Days and Nights of a Young D.A.

By David Heilbroner

Pantheon. 286 pp. $19.95

A prosecutor occupies an uncomfortable place in the American mind. We respond to social crises with tough laws and maximum sentences. But Perry Mason, not Hamilton Burger, is our legal hero. Even Scott Turow, once a tough-minded assistant U.S. attorney, tells both his novels from the defense table.

David Heilbroner, author of "Rough Justice," never felt quite comfortable as a district attorney. Heilbroner worked in the Manhattan district attorney's office from 1985 to 1988. He began in the complaint room, interviewing witnesses and cops, then moved on to prosecuting misdemeanors in police court, spent time dealing with detention of the criminally insane and the extradition of out-of-state fugitives caught in New York, and finally graduated to every young prosecutor's dream, felony jury trials.

At the outset, he imagined himself as an agent of justice, using the prosecutor's fabled discretion to protect crime victims and show mercy to deserving defendants. Instead, he found himself a cog in a largely senseless machine: rigid district attorneys, deceitful cops, guilty "victims," disappearing witnesses, half-mad, tyrannical judges. At the end of his three-year commitment he left in disillusionment.

The material, at first glance at least, seems hard to beat. Any police court offers material for a dozen novels a day, and Manhattan's courts are more fascinating than most, populated as they are with "Perps, mopes, skels, token-suckers, and trolls dealing in crack, coke, dust, smoke, black tar, hash, sense, smack, meth, acid, spikes, hypos, cricket lighters, glass pipes, shooting galleries, and crack houses. Kung-Fu stars, chuka sticks, numchucks, brass knuckles, handcuffs, sawed-off shotguns, Saturday-night specials, .38s, .45s, .357s, Uzis, bayonets, switchblades, butterfly knives, swords, and dirk knives. ... An endless variety of strange and desperate criminal activity, the clamor and din of the streets."

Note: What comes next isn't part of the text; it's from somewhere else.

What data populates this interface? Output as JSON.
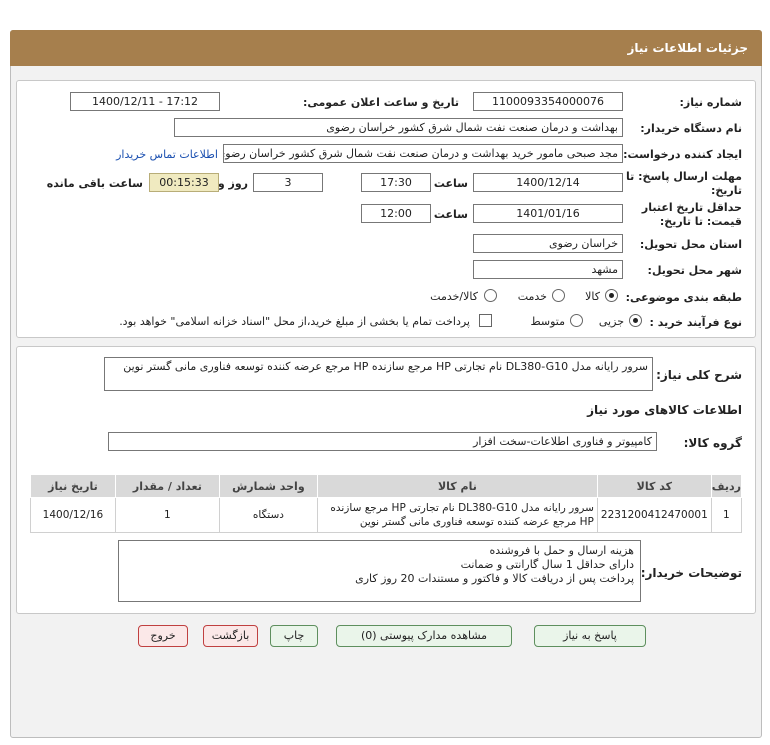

Alas, the book Heilbroner has wrought from this experience is -- though goodhearted -- numbingly earnest, confusing and ultimately dull. Perhaps because he has fictionalized much of his experience, most of the characters and events in "Rough Justice" are lifeless, a problem made worse because he has a tin ear for description. Far too many characters are introduced with newspaper-style cliches such as "a pretty, red-headed rookie from Ohio" or "brown-haired, clean-shaven, and slightly overweight."

As storytelling, "Rough Justice" has its moments. My favorite is Heilbroner's account of a detention hearing at which, using lawyer-language to question a crime victim, he managed only to reduce the witness to tears of confusion. The judge takes over, asking gently, "Tell me exactly what happened to you," and the story comes pouring out. Heilbroner later learns that the "victim's" story is almost completely false; instead of an innocent taxi passenger set upon by a maniacal driver, he was actually part of a drug deal gone violently sour.

It's that last bit -- finding out what the story was really about -- that's all too often missing from "Rough Justice." A good inside book about prosecution may require 30 years' experience rather than three. High-ranking prosecutors get to make decisions that stick and follow cases to their ends; as a junior district attorney, Heilbroner does his tiny bit of a case, then sends it out of sight forever. It made for frustrating work; it makes frustrating reading as well.

One of Heilbroner's subtexts is how little discretion a junior prosecutor actually has. Heilbroner recounts the prosecution of a private security guard arrested with a pistol and a knife. The "perp" was 26, had no criminal record and had not attacked or threatened anyone; he just happened to be walking down a street when a policeman spotted a suspicious bulge in his coat pocket. After long study, he was on the verge of becoming a licensed electrician. Following office policy, Heilbroner refused to cut a deal that would spare him a felony conviction; his career as an electrician was over because electrical companies are forbidden to hire felons.

Just before trial, the defendant committed suicide. "Policy -- what did it matter to {the defendant} compared to a new life?" Heilbroner writes. "I had to pause to consider the powerful effect my decisions had on others' lives. It was vaguely sickening to know that day after day my energies were directed at meting out punishment, pursuing lawbreakers like a harpy." Soon after, Heilbroner resigned.

It's a pity there's no room in prosecution for people like him; he is plainly a humane, careful and conscientious lawyer. But until our society decides that tough talk and more jails aren't the real answers to crime, prosecutors will of necessity be more like Hamilton Burger than David Heilbroner. "Rough Justice," though often slow going, is powerful evidence why.

The reviewer, author of two novels and a former reporter for The Washington Post, is a third-year law student at Duke Law School.